Recorded data
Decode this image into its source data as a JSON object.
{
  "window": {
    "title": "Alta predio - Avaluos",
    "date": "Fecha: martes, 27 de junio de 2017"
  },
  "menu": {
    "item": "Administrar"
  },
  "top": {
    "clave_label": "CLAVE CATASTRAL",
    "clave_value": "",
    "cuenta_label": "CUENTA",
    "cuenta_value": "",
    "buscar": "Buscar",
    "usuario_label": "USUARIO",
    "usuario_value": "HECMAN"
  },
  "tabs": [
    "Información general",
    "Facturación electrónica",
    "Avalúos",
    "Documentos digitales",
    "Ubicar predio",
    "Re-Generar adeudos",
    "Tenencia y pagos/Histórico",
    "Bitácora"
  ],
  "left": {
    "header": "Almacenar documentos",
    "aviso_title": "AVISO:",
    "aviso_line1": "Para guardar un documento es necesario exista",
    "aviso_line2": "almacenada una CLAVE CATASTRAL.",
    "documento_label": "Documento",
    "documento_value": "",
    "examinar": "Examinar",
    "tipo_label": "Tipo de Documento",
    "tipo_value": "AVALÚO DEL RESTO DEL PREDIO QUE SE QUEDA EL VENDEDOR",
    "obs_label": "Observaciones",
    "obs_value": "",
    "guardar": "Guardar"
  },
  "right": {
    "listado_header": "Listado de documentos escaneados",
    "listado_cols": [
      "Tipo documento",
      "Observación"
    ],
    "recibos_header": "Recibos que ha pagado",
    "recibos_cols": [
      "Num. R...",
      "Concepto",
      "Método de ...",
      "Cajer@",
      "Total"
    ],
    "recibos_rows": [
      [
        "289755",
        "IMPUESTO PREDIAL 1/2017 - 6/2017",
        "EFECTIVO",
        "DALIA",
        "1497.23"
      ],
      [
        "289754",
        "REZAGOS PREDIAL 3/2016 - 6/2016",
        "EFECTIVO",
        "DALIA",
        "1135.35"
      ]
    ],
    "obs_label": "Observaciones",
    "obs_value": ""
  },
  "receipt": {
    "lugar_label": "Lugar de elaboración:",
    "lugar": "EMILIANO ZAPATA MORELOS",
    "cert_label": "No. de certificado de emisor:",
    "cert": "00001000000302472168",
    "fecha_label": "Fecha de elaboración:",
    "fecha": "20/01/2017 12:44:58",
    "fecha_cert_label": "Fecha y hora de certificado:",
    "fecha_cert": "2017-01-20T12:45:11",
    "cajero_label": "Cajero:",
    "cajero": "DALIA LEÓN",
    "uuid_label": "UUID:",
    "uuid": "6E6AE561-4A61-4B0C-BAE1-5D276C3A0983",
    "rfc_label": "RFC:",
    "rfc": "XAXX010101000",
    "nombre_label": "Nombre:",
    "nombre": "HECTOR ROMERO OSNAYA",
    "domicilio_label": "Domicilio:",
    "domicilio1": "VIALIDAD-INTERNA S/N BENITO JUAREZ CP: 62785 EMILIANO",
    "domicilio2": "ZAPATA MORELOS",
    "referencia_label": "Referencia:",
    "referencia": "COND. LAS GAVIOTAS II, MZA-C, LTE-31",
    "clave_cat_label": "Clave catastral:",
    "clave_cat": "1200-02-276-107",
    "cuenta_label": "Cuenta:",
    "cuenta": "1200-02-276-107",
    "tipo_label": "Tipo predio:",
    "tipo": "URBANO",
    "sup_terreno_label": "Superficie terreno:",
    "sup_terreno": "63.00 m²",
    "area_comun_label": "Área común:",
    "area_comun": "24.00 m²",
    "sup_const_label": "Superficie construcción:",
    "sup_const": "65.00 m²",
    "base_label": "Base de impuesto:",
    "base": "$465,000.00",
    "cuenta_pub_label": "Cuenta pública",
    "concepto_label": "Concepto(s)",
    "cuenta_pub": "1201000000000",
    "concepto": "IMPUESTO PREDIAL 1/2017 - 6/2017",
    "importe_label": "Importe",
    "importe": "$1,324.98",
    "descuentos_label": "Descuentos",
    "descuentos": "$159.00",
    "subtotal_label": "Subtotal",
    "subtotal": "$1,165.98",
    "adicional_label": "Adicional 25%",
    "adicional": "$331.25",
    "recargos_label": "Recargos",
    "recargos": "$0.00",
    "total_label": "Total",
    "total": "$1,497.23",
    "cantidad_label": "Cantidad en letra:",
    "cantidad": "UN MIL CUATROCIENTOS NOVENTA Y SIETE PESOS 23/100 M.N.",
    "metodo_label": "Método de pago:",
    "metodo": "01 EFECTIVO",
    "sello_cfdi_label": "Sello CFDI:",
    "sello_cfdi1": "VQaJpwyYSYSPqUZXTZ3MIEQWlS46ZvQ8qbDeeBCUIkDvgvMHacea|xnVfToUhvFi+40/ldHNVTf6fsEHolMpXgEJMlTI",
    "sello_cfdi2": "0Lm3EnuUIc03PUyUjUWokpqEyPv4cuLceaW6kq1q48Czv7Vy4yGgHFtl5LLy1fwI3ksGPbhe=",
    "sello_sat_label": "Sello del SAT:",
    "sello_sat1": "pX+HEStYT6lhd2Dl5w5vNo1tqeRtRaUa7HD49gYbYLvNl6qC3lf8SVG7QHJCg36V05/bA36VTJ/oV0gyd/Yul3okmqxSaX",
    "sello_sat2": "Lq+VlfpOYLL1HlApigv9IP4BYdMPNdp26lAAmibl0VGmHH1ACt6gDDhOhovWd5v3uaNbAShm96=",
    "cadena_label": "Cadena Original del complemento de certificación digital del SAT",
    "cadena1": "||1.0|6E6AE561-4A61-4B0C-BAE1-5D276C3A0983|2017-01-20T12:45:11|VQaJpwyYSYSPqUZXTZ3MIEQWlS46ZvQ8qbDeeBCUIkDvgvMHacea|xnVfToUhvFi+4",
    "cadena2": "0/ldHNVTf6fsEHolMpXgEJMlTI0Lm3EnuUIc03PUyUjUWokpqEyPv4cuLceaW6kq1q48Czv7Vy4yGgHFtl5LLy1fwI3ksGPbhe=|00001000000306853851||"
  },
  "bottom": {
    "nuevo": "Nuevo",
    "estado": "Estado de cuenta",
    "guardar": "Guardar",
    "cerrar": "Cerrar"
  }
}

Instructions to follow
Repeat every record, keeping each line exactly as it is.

Finished exercise
Decode this image into its source data as a JSON object.
{
  "window": {
    "title": "Alta predio - Avaluos",
    "date": "Fecha: martes, 27 de junio de 2017"
  },
  "menu": {
    "item": "Administrar"
  },
  "top": {
    "clave_label": "CLAVE CATASTRAL",
    "clave_value": "",
    "cuenta_label": "CUENTA",
    "cuenta_value": "",
    "buscar": "Buscar",
    "usuario_label": "USUARIO",
    "usuario_value": "HECMAN"
  },
  "tabs": [
    "Información general",
    "Facturación electrónica",
    "Avalúos",
    "Documentos digitales",
    "Ubicar predio",
    "Re-Generar adeudos",
    "Tenencia y pagos/Histórico",
    "Bitácora"
  ],
  "left": {
    "header": "Almacenar documentos",
    "aviso_title": "AVISO:",
    "aviso_line1": "Para guardar un documento es necesario exista",
    "aviso_line2": "almacenada una CLAVE CATASTRAL.",
    "documento_label": "Documento",
    "documento_value": "",
    "examinar": "Examinar",
    "tipo_label": "Tipo de Documento",
    "tipo_value": "AVALÚO DEL RESTO DEL PREDIO QUE SE QUEDA EL VENDEDOR",
    "obs_label": "Observaciones",
    "obs_value": "",
    "guardar": "Guardar"
  },
  "right": {
    "listado_header": "Listado de documentos escaneados",
    "listado_cols": [
      "Tipo documento",
      "Observación"
    ],
    "recibos_header": "Recibos que ha pagado",
    "recibos_cols": [
      "Num. R...",
      "Concepto",
      "Método de ...",
      "Cajer@",
      "Total"
    ],
    "recibos_rows": [
      [
        "289755",
        "IMPUESTO PREDIAL 1/2017 - 6/2017",
        "EFECTIVO",
        "DALIA",
        "1497.23"
      ],
      [
        "289754",
        "REZAGOS PREDIAL 3/2016 - 6/2016",
        "EFECTIVO",
        "DALIA",
        "1135.35"
      ]
    ],
    "obs_label": "Observaciones",
    "obs_value": ""
  },
  "receipt": {
    "lugar_label": "Lugar de elaboración:",
    "lugar": "EMILIANO ZAPATA MORELOS",
    "cert_label": "No. de certificado de emisor:",
    "cert": "00001000000302472168",
    "fecha_label": "Fecha de elaboración:",
    "fecha": "20/01/2017 12:44:58",
    "fecha_cert_label": "Fecha y hora de certificado:",
    "fecha_cert": "2017-01-20T12:45:11",
    "cajero_label": "Cajero:",
    "cajero": "DALIA LEÓN",
    "uuid_label": "UUID:",
    "uuid": "6E6AE561-4A61-4B0C-BAE1-5D276C3A0983",
    "rfc_label": "RFC:",
    "rfc": "XAXX010101000",
    "nombre_label": "Nombre:",
    "nombre": "HECTOR ROMERO OSNAYA",
    "domicilio_label": "Domicilio:",
    "domicilio1": "VIALIDAD-INTERNA S/N BENITO JUAREZ CP: 62785 EMILIANO",
    "domicilio2": "ZAPATA MORELOS",
    "referencia_label": "Referencia:",
    "referencia": "COND. LAS GAVIOTAS II, MZA-C, LTE-31",
    "clave_cat_label": "Clave catastral:",
    "clave_cat": "1200-02-276-107",
    "cuenta_label": "Cuenta:",
    "cuenta": "1200-02-276-107",
    "tipo_label": "Tipo predio:",
    "tipo": "URBANO",
    "sup_terreno_label": "Superficie terreno:",
    "sup_terreno": "63.00 m²",
    "area_comun_label": "Área común:",
    "area_comun": "24.00 m²",
    "sup_const_label": "Superficie construcción:",
    "sup_const": "65.00 m²",
    "base_label": "Base de impuesto:",
    "base": "$465,000.00",
    "cuenta_pub_label": "Cuenta pública",
    "concepto_label": "Concepto(s)",
    "cuenta_pub": "1201000000000",
    "concepto": "IMPUESTO PREDIAL 1/2017 - 6/2017",
    "importe_label": "Importe",
    "importe": "$1,324.98",
    "descuentos_label": "Descuentos",
    "descuentos": "$159.00",
    "subtotal_label": "Subtotal",
    "subtotal": "$1,165.98",
    "adicional_label": "Adicional 25%",
    "adicional": "$331.25",
    "recargos_label": "Recargos",
    "recargos": "$0.00",
    "total_label": "Total",
    "total": "$1,497.23",
    "cantidad_label": "Cantidad en letra:",
    "cantidad": "UN MIL CUATROCIENTOS NOVENTA Y SIETE PESOS 23/100 M.N.",
    "metodo_label": "Método de pago:",
    "metodo": "01 EFECTIVO",
    "sello_cfdi_label": "Sello CFDI:",
    "sello_cfdi1": "VQaJpwyYSYSPqUZXTZ3MIEQWlS46ZvQ8qbDeeBCUIkDvgvMHacea|xnVfToUhvFi+40/ldHNVTf6fsEHolMpXgEJMlTI",
    "sello_cfdi2": "0Lm3EnuUIc03PUyUjUWokpqEyPv4cuLceaW6kq1q48Czv7Vy4yGgHFtl5LLy1fwI3ksGPbhe=",
    "sello_sat_label": "Sello del SAT:",
    "sello_sat1": "pX+HEStYT6lhd2Dl5w5vNo1tqeRtRaUa7HD49gYbYLvNl6qC3lf8SVG7QHJCg36V05/bA36VTJ/oV0gyd/Yul3okmqxSaX",
    "sello_sat2": "Lq+VlfpOYLL1HlApigv9IP4BYdMPNdp26lAAmibl0VGmHH1ACt6gDDhOhovWd5v3uaNbAShm96=",
    "cadena_label": "Cadena Original del complemento de certificación digital del SAT",
    "cadena1": "||1.0|6E6AE561-4A61-4B0C-BAE1-5D276C3A0983|2017-01-20T12:45:11|VQaJpwyYSYSPqUZXTZ3MIEQWlS46ZvQ8qbDeeBCUIkDvgvMHacea|xnVfToUhvFi+4",
    "cadena2": "0/ldHNVTf6fsEHolMpXgEJMlTI0Lm3EnuUIc03PUyUjUWokpqEyPv4cuLceaW6kq1q48Czv7Vy4yGgHFtl5LLy1fwI3ksGPbhe=|00001000000306853851||"
  },
  "bottom": {
    "nuevo": "Nuevo",
    "estado": "Estado de cuenta",
    "guardar": "Guardar",
    "cerrar": "Cerrar"
  }
}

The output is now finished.